RECORD EXTRACTS below:

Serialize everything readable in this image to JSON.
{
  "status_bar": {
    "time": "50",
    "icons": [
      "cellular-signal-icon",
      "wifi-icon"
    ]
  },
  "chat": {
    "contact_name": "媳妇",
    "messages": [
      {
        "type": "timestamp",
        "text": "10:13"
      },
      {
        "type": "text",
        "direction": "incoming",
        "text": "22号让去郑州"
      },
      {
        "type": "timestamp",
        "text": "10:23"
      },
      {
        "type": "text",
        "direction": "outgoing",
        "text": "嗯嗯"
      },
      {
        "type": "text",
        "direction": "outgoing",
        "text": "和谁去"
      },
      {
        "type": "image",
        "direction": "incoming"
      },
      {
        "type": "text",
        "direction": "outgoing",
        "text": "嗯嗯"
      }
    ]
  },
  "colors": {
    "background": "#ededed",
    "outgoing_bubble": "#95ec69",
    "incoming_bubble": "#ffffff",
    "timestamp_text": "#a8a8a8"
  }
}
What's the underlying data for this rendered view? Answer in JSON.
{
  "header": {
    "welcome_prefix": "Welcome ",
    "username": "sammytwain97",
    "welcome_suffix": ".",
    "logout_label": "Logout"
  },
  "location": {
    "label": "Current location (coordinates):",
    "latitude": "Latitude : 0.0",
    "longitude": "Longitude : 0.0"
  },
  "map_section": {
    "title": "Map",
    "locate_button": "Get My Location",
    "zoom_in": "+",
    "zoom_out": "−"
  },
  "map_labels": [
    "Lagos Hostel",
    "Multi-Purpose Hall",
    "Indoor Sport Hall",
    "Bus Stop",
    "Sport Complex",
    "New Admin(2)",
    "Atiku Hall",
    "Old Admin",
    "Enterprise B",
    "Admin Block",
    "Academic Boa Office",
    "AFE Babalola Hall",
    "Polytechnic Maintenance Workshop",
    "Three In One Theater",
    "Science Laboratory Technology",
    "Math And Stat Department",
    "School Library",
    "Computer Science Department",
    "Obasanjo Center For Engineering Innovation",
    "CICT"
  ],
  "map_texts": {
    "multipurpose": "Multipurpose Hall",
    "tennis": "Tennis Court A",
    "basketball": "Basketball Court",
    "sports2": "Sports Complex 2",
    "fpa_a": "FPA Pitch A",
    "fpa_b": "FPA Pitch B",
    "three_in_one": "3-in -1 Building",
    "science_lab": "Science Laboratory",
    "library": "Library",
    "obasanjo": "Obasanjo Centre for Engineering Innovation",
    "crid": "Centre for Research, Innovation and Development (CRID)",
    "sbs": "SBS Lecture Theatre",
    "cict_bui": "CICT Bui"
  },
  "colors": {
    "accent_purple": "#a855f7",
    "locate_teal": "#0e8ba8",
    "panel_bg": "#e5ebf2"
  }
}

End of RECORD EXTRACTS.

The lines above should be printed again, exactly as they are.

Serialize everything readable in this image to JSON.
{
  "status_bar": {
    "time": "50",
    "icons": [
      "cellular-signal-icon",
      "wifi-icon"
    ]
  },
  "chat": {
    "contact_name": "媳妇",
    "messages": [
      {
        "type": "timestamp",
        "text": "10:13"
      },
      {
        "type": "text",
        "direction": "incoming",
        "text": "22号让去郑州"
      },
      {
        "type": "timestamp",
        "text": "10:23"
      },
      {
        "type": "text",
        "direction": "outgoing",
        "text": "嗯嗯"
      },
      {
        "type": "text",
        "direction": "outgoing",
        "text": "和谁去"
      },
      {
        "type": "image",
        "direction": "incoming"
      },
      {
        "type": "text",
        "direction": "outgoing",
        "text": "嗯嗯"
      }
    ]
  },
  "colors": {
    "background": "#ededed",
    "outgoing_bubble": "#95ec69",
    "incoming_bubble": "#ffffff",
    "timestamp_text": "#a8a8a8"
  }
}
What's the underlying data for this rendered view? Answer in JSON.
{
  "header": {
    "welcome_prefix": "Welcome ",
    "username": "sammytwain97",
    "welcome_suffix": ".",
    "logout_label": "Logout"
  },
  "location": {
    "label": "Current location (coordinates):",
    "latitude": "Latitude : 0.0",
    "longitude": "Longitude : 0.0"
  },
  "map_section": {
    "title": "Map",
    "locate_button": "Get My Location",
    "zoom_in": "+",
    "zoom_out": "−"
  },
  "map_labels": [
    "Lagos Hostel",
    "Multi-Purpose Hall",
    "Indoor Sport Hall",
    "Bus Stop",
    "Sport Complex",
    "New Admin(2)",
    "Atiku Hall",
    "Old Admin",
    "Enterprise B",
    "Admin Block",
    "Academic Boa Office",
    "AFE Babalola Hall",
    "Polytechnic Maintenance Workshop",
    "Three In One Theater",
    "Science Laboratory Technology",
    "Math And Stat Department",
    "School Library",
    "Computer Science Department",
    "Obasanjo Center For Engineering Innovation",
    "CICT"
  ],
  "map_texts": {
    "multipurpose": "Multipurpose Hall",
    "tennis": "Tennis Court A",
    "basketball": "Basketball Court",
    "sports2": "Sports Complex 2",
    "fpa_a": "FPA Pitch A",
    "fpa_b": "FPA Pitch B",
    "three_in_one": "3-in -1 Building",
    "science_lab": "Science Laboratory",
    "library": "Library",
    "obasanjo": "Obasanjo Centre for Engineering Innovation",
    "crid": "Centre for Research, Innovation and Development (CRID)",
    "sbs": "SBS Lecture Theatre",
    "cict_bui": "CICT Bui"
  },
  "colors": {
    "accent_purple": "#a855f7",
    "locate_teal": "#0e8ba8",
    "panel_bg": "#e5ebf2"
  }
}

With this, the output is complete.